Unlike most other 1960's soundtrack
there is no subjective decision to make whether
the 'Viva Las Vegas' masters should be remastered
from 3-track for release or not, simply because
there were no (final) original stereo masters produced
for 'Viva Las Vegas' in the first place. It is not
an easy task because of dry sound and unrational
use of the 3 tracks available. How a mix should
be done is usually too subjective to even argue
about, but perhaps not in this case. The title song
with its intense arrangements has all the instruments
on one channel, the vocals on another and the only
backup vocals on the third.
Do The Vega, Santa Lucia and Viva
Las Vegas (Takes 2 - 7) were recorded with
backup vocals only on the third, "empty"
channel, whereas I Need Somebody To Lean On
and Viva Las Vegas (Take 1) have an accoustic
guitar on the third channel, and If You Think
I Don't Need You has saxophone, trumpets and
trombone instead of backing vocals on the third
No effort at creating a stereo or even mono image
can improve this situation and it is considered
necessary to keep the instruments on one stereo
channel, the vocals centered, and the backup vocals
on the other 2-track stereo channel. This will
leave an almost empty right channel, and a certain
amount of leakage from the instrumental channel
may be necessary. It is exactly this approach
has been taken on the 2003 FTD 'Viva Las Vegas'
soundtrack, which is an ambitious attempt at remastering
the entire 'Viva Las Vegas' soundtrack.
M.G.M. soundtracks were recorded dry and the
typical 60's approach would be to apply dynamic
processing for record release, especially utilizing
dynamic compression and only light reverb of the
vocal channel. Using just a little compression
and hardly any reverb makes this modern attempt
a success overall and so much better than previous
efforts. The result does not sound alien beside
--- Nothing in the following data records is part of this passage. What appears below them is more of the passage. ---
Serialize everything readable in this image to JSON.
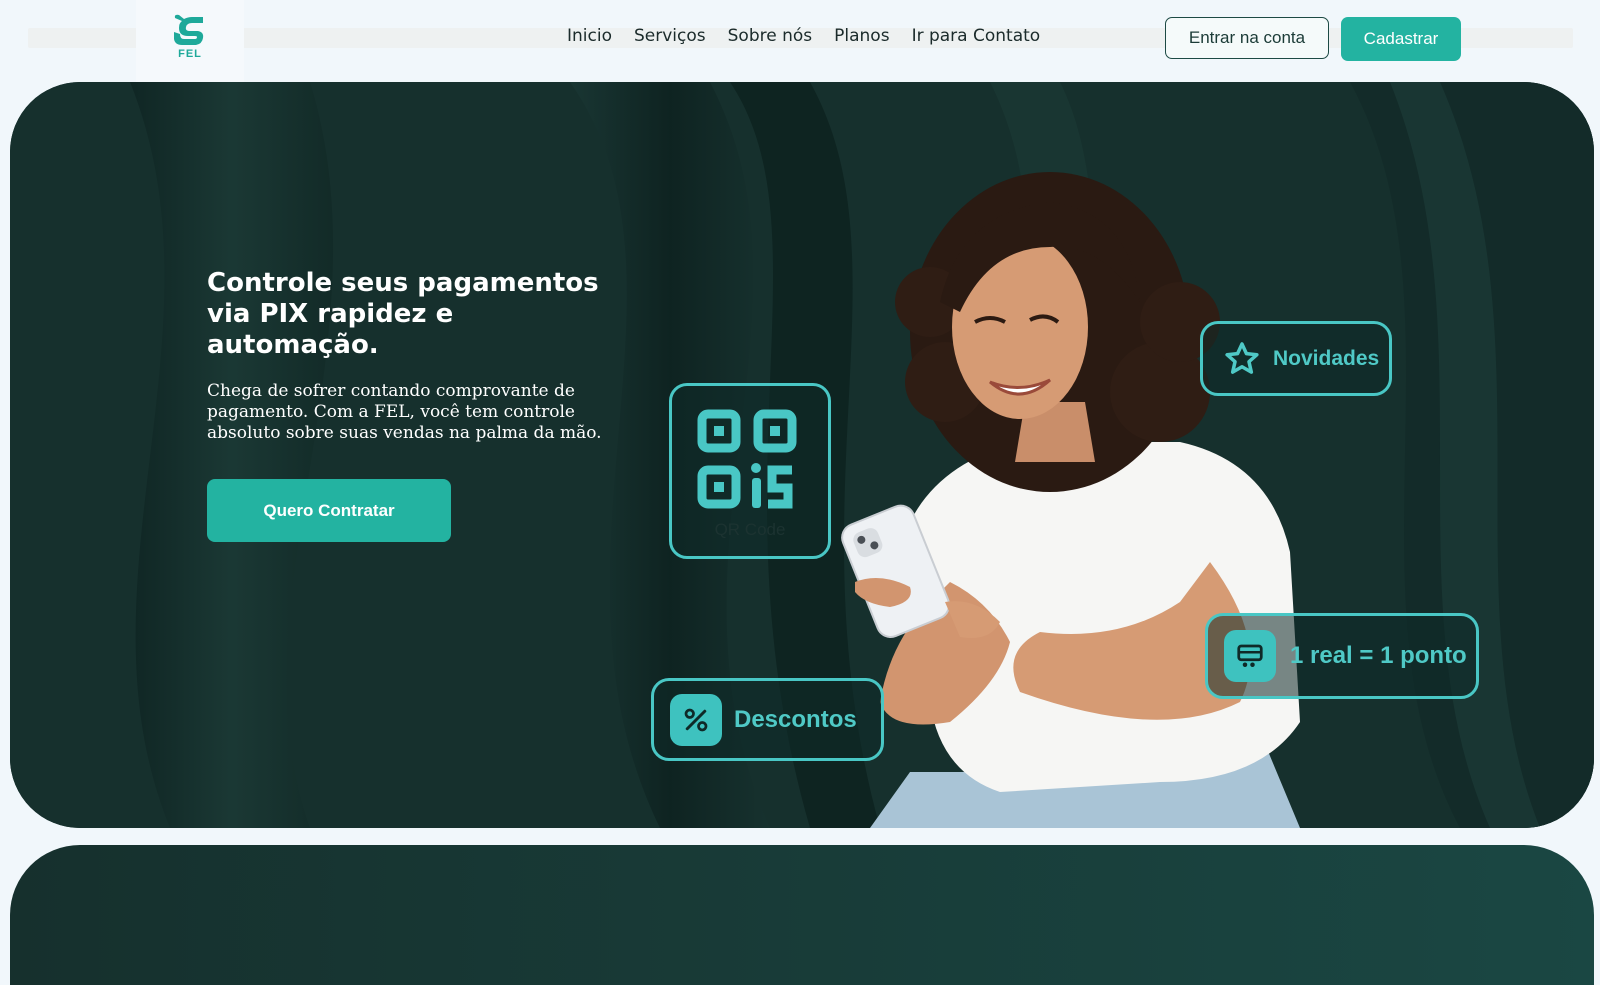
{
  "brand": {
    "logo_text": "FEL"
  },
  "nav": {
    "items": [
      "Inicio",
      "Serviços",
      "Sobre nós",
      "Planos",
      "Ir para Contato"
    ]
  },
  "auth": {
    "login_label": "Entrar na conta",
    "signup_label": "Cadastrar"
  },
  "hero": {
    "title": "Controle seus pagamentos via PIX rapidez e automação.",
    "description": "Chega de sofrer contando comprovante de pagamento. Com a FEL, você tem controle absoluto sobre suas vendas na palma da mão.",
    "cta_label": "Quero Contratar"
  },
  "badges": {
    "qr_caption": "QR Code",
    "news_label": "Novidades",
    "points_label": "1 real = 1 ponto",
    "discount_label": "Descontos"
  },
  "colors": {
    "accent": "#23b3a1",
    "hero_bg": "#16302d",
    "badge_outline": "#49c7c5"
  },
  "icons": [
    "logo-icon",
    "qr-code-icon",
    "star-icon",
    "store-icon",
    "percent-icon"
  ]
}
the original 'Girl Happy' LP masters, which were
recorded in the same manner as 'Viva Las Vegas'
and also by George Stoll and Dave Weichman.
Sadly, the amplitude level has been pushed up
about 3-4 dB over the 0 dB limit on the FTD 'Viva
Las Vegas' soundtrack and this distracts from
what otherwise would have been an excellent release
all the way. The title song Viva Las Vegas
(master) is for instance first clipped from amplitude
overload and then limited to -3 dB, just to make
sure that all reasons for the initial compromise
were eliminated as well - and leaving us with
"the worst of both worlds". Having said
that, it is a relief to find that some similar
major mistakes of the previously released outtakes
have been rectified with this release. Most noteably,
Viva Las Vegas take 1 which sounded corrupt
on 'Silver Screen Stereo' due to poor reverb and
amplitude raise above the limit, now sounds fantastic
and even has the dynamic range intact.
There is too much digital echo (by any standard)
on the 'Double Features' version of Do The
Vega and too much noise reduction (by any
standard) on the 'Double Features' version of
I Need Somebody To Lean On.
The movie version of I Need Somebody To Lean
On (2403) has a
prominent saxophone throughout, that is not present
on the record version.
The movie version of Viva
Las Vegas has an extra instrumental intro.
In March of 2007, Sony decided to go through all of Elvis' masters. They retransferred everything and remastered all tracks including repairing as many clicks, pops, bad edits and dropouts as they could. They have used these newly mastered recordings on their new releases since 2007 including budget soundtracks, 'Legacy' releases, the 30 disc 'Complete Elvis Presley Masters' collection and the Franklin Mint package.